## [PROBLEM STATEMENT]
Please tally how many lines in the entries below include the word "possibly", giving only the number.
-- -- --
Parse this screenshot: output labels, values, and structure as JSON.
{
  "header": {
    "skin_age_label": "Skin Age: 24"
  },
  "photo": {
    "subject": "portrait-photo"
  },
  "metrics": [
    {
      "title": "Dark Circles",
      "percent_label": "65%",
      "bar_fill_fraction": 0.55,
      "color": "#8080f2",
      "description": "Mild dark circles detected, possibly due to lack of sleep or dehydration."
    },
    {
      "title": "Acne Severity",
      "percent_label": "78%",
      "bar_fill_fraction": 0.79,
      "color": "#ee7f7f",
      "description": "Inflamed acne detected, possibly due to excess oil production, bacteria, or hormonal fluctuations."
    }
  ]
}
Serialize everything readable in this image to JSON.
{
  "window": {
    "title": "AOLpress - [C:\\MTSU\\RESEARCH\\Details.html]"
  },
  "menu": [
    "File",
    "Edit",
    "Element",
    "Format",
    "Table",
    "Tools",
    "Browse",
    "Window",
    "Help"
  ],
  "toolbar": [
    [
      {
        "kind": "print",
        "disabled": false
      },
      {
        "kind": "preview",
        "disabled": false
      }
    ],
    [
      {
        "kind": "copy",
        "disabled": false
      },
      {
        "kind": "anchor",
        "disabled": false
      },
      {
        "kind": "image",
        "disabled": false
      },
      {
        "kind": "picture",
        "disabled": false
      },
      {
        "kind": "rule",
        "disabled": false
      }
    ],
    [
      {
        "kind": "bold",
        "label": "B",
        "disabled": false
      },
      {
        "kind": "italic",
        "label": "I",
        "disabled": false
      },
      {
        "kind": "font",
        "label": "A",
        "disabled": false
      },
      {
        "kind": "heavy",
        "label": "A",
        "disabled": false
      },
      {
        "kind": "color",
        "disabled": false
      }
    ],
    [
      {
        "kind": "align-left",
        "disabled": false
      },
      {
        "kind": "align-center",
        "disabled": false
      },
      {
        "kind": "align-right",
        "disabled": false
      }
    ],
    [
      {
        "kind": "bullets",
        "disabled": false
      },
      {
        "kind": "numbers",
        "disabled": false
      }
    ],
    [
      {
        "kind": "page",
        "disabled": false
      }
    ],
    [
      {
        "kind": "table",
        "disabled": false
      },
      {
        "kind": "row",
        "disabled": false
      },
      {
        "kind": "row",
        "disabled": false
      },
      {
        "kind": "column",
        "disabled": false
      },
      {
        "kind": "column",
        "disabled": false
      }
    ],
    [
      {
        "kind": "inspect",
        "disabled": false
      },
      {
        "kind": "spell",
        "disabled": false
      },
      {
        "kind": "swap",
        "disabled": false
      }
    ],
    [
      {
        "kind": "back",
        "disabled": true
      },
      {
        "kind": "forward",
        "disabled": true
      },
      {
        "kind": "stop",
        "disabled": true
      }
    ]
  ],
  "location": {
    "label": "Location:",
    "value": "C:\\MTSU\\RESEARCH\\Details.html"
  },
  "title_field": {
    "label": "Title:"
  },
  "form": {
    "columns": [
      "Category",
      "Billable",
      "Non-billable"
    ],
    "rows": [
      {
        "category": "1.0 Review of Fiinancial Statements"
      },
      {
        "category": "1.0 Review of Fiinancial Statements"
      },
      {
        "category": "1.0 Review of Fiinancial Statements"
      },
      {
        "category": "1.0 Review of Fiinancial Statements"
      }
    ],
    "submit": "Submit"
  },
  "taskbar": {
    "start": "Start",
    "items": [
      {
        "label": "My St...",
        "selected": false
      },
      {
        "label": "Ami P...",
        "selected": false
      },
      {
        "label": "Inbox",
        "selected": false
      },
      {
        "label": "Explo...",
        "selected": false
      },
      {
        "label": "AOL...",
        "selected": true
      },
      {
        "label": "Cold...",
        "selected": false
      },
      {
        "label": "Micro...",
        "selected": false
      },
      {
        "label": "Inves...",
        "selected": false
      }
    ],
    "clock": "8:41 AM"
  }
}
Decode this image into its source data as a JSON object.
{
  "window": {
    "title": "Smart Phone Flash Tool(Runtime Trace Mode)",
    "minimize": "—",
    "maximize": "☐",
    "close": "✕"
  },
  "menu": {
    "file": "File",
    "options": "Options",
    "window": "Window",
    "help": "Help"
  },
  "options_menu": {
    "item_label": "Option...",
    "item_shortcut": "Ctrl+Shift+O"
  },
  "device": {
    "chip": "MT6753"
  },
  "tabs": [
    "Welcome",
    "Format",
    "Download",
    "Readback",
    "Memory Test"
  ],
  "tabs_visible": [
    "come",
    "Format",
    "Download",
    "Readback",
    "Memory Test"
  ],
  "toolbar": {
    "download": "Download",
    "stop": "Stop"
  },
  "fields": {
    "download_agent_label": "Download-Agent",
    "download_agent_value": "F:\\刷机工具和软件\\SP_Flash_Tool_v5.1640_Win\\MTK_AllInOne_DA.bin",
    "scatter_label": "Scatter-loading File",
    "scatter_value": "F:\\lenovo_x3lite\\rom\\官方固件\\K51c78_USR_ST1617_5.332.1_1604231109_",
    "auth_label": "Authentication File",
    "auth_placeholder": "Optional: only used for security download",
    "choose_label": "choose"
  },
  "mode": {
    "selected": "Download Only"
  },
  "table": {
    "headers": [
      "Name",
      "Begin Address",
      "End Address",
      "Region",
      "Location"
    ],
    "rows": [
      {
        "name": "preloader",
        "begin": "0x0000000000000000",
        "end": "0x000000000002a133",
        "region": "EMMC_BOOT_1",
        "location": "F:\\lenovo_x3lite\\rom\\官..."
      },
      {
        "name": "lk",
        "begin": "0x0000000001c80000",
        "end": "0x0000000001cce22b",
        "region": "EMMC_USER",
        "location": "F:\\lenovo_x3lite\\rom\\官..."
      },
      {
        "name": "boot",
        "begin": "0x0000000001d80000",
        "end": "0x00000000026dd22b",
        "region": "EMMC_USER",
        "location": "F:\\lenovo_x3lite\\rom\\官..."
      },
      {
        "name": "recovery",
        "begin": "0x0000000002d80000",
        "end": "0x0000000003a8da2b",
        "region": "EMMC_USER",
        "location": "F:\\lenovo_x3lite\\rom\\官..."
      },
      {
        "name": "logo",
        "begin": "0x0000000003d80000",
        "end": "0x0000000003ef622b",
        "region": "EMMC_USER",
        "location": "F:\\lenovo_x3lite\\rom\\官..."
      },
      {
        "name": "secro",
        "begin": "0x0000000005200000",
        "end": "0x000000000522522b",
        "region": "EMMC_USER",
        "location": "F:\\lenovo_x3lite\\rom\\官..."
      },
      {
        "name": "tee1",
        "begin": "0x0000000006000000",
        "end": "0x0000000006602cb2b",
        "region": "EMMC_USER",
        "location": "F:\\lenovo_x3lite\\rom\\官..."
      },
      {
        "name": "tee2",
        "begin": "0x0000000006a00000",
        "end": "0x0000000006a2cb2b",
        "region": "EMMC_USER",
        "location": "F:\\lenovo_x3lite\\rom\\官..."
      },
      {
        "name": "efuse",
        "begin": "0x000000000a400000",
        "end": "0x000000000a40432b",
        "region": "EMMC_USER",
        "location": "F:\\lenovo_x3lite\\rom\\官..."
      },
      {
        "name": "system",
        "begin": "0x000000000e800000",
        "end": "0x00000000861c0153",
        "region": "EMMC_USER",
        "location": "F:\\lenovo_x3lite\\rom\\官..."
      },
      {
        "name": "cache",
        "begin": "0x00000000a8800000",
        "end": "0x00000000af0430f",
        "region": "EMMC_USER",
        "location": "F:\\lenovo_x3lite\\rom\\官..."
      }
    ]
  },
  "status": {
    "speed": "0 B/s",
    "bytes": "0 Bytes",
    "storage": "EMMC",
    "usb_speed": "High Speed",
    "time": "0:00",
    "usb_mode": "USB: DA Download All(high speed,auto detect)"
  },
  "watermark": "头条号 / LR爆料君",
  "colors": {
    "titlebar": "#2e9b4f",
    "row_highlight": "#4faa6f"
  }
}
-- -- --
## [ANSWER BELOW]
2